OBAMA MEETS WITH PARENTS WHO LOST SONS IN SANDY. On Thursday, on his first trip to New York City after superstorm Sandy walloped the Northeast, President Obama met with the parents of the two young boys - Brandon and Connor Moore - who died after being swept out to sea reports ABC's Devin Dwyer. "I had the opportunity to give some hugs and communicate thoughts and prayers to the Moore family," Obama said of Damien and Glenda Moore. "They lost two young sons during the course of this tragedy. And obviously, I expressed to them, as a father, as a parent, my heartbreak over what they went through. And they're still obviously a little shell-shocked."

THE 2012 CAMPAIGN SUPERLATIVES. The 2012 presidential campaign was filled with memorable moments, good, bad and just plain bizarre. And now that the campaign is over, it's time to sift through those ups and downs and determine who won, who lost, and who just confused us- from the best campaign ad, to the least successful big spender, to the noteworthy write-in campaign from a feline competitor in Virginia.
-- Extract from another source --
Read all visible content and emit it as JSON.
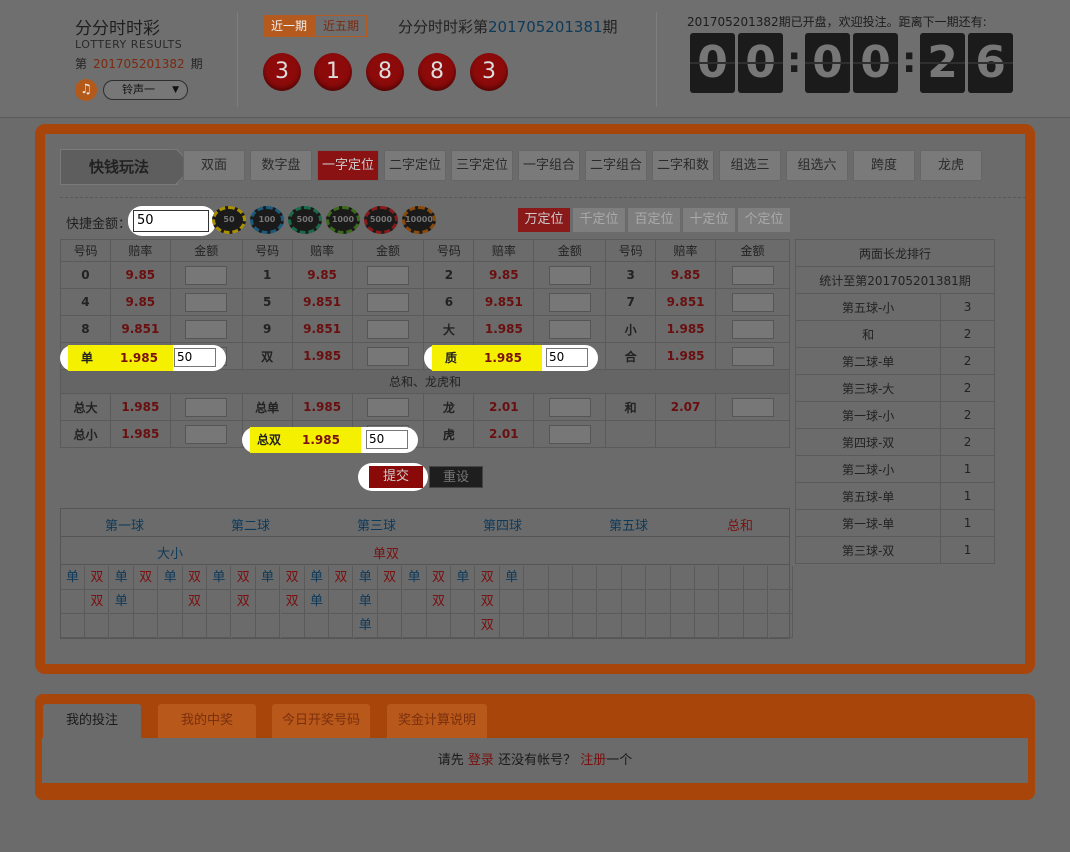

JILL KELLEY ALLEGEDLY ASKED FOR $80M, BRAGGED OF PETRAEUS CONNECTION. ABC's Brian Ross reports, A New York businessman who discussed a multi-billion-dollar Korean business deal with Jill Kelley said the Tampa woman at the center of the Petraeus scandal told him Gen. Petraeus had arranged for her to become an honorary consul for South Korea and promote free trade, and then asked him for $80 million to complete the deal. "Ms. Kelley made it clear to me that General Petraeus put her in this position, and that's why she was able to have access to such senior levels [of the Korean government]," said Adam Victor, president and CEO of TransGas Development Systems, "that they were essentially doing a favor for General Petraeus, and that she had access solely because of her relationship with General Petraeus."

SENATE 'GANG OF EIGHT' LOOKS TO OTHER TO LEAD DEFICIT TALKS. The New York Times' Jonathan Weisman reports: "After years of wrangling, members of the bipartisan group of senators known as the Gang of Eight are ratcheting back expectations for a deficit reduction breakthrough and now say the best they can probably do is offer ideas for the one fiscal negotiation that will truly matter: talks between President Obama and Speaker John A. Boehner that begin in earnest on Friday. Another fruitless meeting this week of the Senate group has only raised the pressure ahead of the White House session between the president and Congressional leaders. "It was great. We had a lot of doughnuts," said Senator Richard J. Durbin of Illinois, the Senate's second-ranking Democrat and the most powerful member of the gang, which was once seen as the best hope for a budget deal that could draw support from both parties."


@petehoekstra: Initial reports from Patraeus hearing - "20 questions" rears it's ugly head. Ask a question and get no answer.

@DaveWalkerCAI: Even if we avoid going over the fiscal cliff, states need to recognize the reality that federal aid to states will decline over time. DW

@RCP_Articles: The Political Landscape After 2012

@nytjim: " @gabrielsherman: Roger Ailes tells @tvnewser "I know no one believes it - we have no agenda." … #FoxNews"

@DougHeye: @RonBonjean on @CNN today - not once, but TWICE! 9:30 and 10:30am!